Title: Burroughs, George R.
Source text: Surgeon General Joseph K. Barnes, United States Army, The Medical and Surgical History of the War of the Rebellion. (1861–65.), Part 1, Volume 2 (Washington, D.C.: Government Printing Office, 1870), 346.
Civil War Washington ID: med.d1e17818

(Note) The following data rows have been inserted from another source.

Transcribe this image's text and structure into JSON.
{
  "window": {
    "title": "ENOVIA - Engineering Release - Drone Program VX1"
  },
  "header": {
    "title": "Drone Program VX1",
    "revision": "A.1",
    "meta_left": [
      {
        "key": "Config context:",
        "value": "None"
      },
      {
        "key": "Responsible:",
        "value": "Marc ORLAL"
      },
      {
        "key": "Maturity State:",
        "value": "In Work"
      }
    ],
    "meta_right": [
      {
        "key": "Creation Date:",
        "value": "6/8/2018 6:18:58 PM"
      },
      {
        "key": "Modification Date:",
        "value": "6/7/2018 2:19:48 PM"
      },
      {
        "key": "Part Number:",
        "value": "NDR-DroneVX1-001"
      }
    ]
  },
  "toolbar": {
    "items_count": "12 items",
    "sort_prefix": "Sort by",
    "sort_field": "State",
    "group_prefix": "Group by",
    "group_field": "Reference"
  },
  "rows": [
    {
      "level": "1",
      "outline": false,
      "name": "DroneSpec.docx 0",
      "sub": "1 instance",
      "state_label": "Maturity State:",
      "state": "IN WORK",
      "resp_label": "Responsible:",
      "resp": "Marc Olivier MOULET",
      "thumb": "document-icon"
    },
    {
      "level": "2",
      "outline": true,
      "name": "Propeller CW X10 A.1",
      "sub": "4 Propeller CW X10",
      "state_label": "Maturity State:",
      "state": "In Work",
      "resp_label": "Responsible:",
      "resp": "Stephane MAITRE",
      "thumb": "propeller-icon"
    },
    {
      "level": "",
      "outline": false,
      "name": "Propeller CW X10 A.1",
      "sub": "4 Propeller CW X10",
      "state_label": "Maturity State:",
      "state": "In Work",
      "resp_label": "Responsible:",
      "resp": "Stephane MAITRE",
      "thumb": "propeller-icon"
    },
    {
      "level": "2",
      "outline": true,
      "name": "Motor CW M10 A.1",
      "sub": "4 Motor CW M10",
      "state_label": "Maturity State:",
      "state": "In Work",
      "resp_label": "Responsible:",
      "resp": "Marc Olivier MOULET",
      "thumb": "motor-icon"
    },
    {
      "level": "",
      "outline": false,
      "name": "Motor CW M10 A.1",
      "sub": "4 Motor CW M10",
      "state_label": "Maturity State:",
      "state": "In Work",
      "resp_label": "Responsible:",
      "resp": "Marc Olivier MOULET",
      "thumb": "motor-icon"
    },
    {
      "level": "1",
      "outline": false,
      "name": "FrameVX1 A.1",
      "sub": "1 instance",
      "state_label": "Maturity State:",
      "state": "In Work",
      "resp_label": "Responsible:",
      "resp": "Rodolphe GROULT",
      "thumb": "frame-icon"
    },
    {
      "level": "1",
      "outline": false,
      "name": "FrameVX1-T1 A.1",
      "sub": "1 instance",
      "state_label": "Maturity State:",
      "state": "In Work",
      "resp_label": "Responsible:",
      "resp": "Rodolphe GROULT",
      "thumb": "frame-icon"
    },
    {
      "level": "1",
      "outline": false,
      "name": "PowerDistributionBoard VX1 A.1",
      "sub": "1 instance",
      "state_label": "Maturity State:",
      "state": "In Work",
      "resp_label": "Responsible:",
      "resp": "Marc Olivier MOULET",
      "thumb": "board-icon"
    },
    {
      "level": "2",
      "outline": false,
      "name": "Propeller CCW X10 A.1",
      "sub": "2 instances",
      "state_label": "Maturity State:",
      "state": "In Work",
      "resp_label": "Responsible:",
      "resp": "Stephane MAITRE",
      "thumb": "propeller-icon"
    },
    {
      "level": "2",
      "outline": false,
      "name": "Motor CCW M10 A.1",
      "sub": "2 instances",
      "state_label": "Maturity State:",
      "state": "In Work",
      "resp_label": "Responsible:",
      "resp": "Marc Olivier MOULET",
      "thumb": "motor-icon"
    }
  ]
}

CASE.—Sergeant George R. Burroughs, Co. G, 12th New Jersey Volunteers, aged 23 years, was wounded at the battle of Cold Harbor, June 3d, 1864, by a conoidal ball, which fractured the ramus of the inferior maxilla. The missile entered at the middle of the ramus on the right side, and emerged below the angle on the left side, wounding the lingual and facial arteries. He was, on June 15th, admitted to Harewood Hospital, Washington. Secondary hæmorrhage from the lingual and facial arteries occurred June 17th, amounting to eighteen ounces of blood. Hæmorrhage recurred on the 20th. Free incisions were made in the course of the wound, and coagulated blood and pus cleaned out thoroughly; the hæmorrhage thereupon ceased. The constitutional treatment throughout was supporting. Died June 22d, 1864. Patient seemed to have died from exhaustion superinduced by profuse and protracted suppuration, rather than from the immediate effects of the hæmorrhage. The case is reported by Surgeon R. B. Bontecou, U. S. V.